Ammon Shea: But even as we shifted our procedure from strict historical order to, as Emily mentioned, the order that would be most helpful to the reader, most helpful to the reader, even from an editor's perspective, that's a very subjective idea, right?

Peter Sokolowski: Yes.

Ammon Shea: And so, but also one of the things that brought this on is the fact that we were kind of shifting to a digital product. We didn't have the linear visual definitions, listed one right after another on the page. We had definitions that were kind of listed on this scroll site that could sometimes get really long for some entries. And I think we were finding, as people were using the site, certain entries that might've been down at 12D might have gotten buried when they maybe deserve more obvious placement. There is still this effort, I think, when we define and arrange entries to still tell the story of the word in this clear way. One of the examples I think of an entry that changed its order is the noun mouse or M-O-U-S-E, which of course, developed an obvious new sense when computers became prominent in homes.

Ammon Shea: And for a long time, we had four senses at mouse. The first was the animal. The second was a timid person. The third was a dark-colored swelling caused by a blow, such as a black eye, the fourth being the computer accessory. Now, if you look on Merriam-Webster.com, you will see that previously fourth entry, the computer accessory listed second. But the story of the word is still apparent with this. Obviously, the animal is the first thing people think of when they think of a mouse, but these other senses take different characteristics of the animal mouse and then develop their own meanings. So, the timid person, obviously, because we think of mice as being timid, as running away from where they're scared. A dark-colored swelling, we might think of the color of a mouse as fur of a field mouse of being kind of a dark gray.

Ammon Shea: The computer mouse, I've always presumed, was based on resemblance. It's got the little hump shaped the way they used to be designed with the cord coming out, which might be likened to a tail. So, each of these almost individually kind of derived from that first sense. Telling the story of the word is not changed so drastically when that sense for a computer mouse was then moved to sense two. Sense two was up there because I think people were more likely to recognize that sense than they might've been the mouse that we think of as a black eye.

Emily Brewster: But it is true that in an entry that has been reordered, you cannot trace the semantic development of the word the way that you used to.

Ammon Shea: Right.

Emily Brewster: But that's just part of the compromise. We do have a date for every entry that tells you which sense is the earliest sense that we enter, and the year that sense came into use in English. In an entry that has been reordered, you can't do that tracing any longer, which is why our listeners may still be interested in Merriam-Webster's unabridged, which is still in historical order.

Peter Sokolowski: Absolutely. So, you look down at the date and if it says, for example, sense three, then you can orient yourself at least to the origin of that word in English.

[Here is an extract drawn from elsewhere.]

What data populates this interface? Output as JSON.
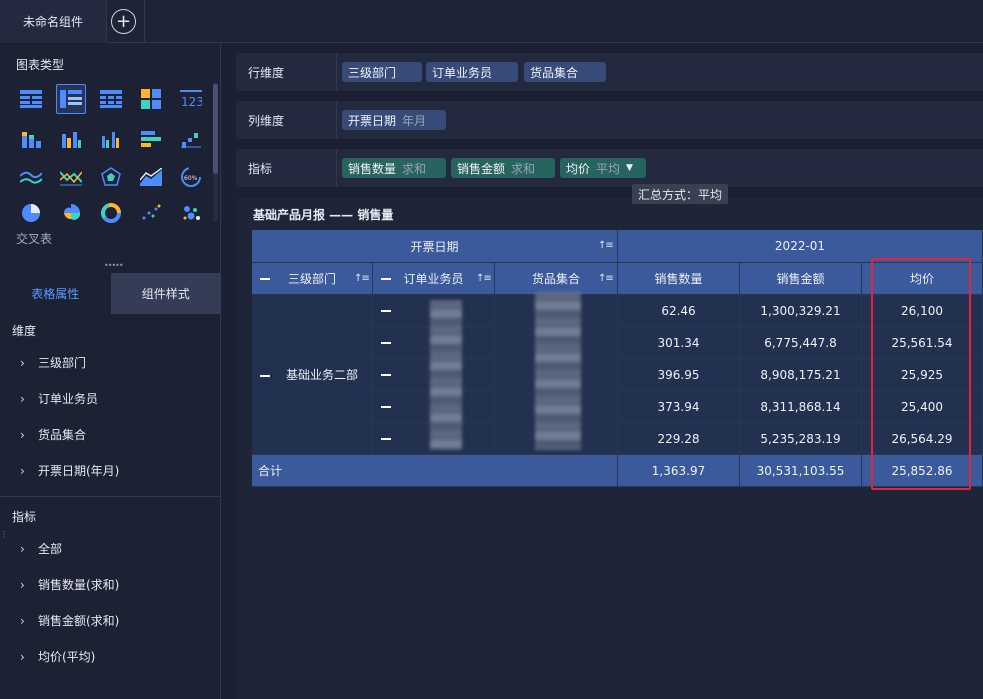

And I find that to be very, very useful.

Ammon Shea: When the patent was filed for the mouse, the inventor, Douglas Engelbart referred to it on his patent filing as an X-Y position indicator for a display system. We do not actually define that.

Emily Brewster: If you have a question or a comment, email us at wordmatters@m-w.com. Also, let us know what you think about Word Matters. Review us on Apple Podcasts. You can also visit us at NEPM.org. And for the word of the day and all your general dictionary needs, visit Merriam-Webster.com. Our theme music is by Tobias Voigt, artwork by Annie Jacobson. Word Matters is produced by John Voci and Adam Maid. For Neil Serven, Ammon Shea, and Peter Sokolowski, I'm Emily Brewster. Word Matters is produced by Merriam-Webster, in collaboration with New England Public Media.

Love words? Need even more definitions?

Subscribe to America's largest dictionary and get thousands more definitions and advanced search—ad free!